Dataset rows for apps and sites:
▬▬▬▬▬▬

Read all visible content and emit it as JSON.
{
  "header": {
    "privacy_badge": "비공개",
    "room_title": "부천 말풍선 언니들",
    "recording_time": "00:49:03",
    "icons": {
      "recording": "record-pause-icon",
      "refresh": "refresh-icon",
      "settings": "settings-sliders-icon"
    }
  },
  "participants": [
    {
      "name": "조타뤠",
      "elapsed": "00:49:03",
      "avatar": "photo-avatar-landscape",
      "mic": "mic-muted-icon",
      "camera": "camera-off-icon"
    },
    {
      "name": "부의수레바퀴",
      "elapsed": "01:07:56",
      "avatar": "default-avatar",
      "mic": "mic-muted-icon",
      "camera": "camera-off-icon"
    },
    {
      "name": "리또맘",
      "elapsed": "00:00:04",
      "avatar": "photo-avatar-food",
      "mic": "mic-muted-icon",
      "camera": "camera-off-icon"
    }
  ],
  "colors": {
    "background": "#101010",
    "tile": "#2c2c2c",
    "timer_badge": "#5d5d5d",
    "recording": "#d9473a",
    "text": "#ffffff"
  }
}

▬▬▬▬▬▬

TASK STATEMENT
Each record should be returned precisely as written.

EXPECTED ANSWER
Read all visible content and emit it as JSON.
{
  "header": {
    "privacy_badge": "비공개",
    "room_title": "부천 말풍선 언니들",
    "recording_time": "00:49:03",
    "icons": {
      "recording": "record-pause-icon",
      "refresh": "refresh-icon",
      "settings": "settings-sliders-icon"
    }
  },
  "participants": [
    {
      "name": "조타뤠",
      "elapsed": "00:49:03",
      "avatar": "photo-avatar-landscape",
      "mic": "mic-muted-icon",
      "camera": "camera-off-icon"
    },
    {
      "name": "부의수레바퀴",
      "elapsed": "01:07:56",
      "avatar": "default-avatar",
      "mic": "mic-muted-icon",
      "camera": "camera-off-icon"
    },
    {
      "name": "리또맘",
      "elapsed": "00:00:04",
      "avatar": "photo-avatar-food",
      "mic": "mic-muted-icon",
      "camera": "camera-off-icon"
    }
  ],
  "colors": {
    "background": "#101010",
    "tile": "#2c2c2c",
    "timer_badge": "#5d5d5d",
    "recording": "#d9473a",
    "text": "#ffffff"
  }
}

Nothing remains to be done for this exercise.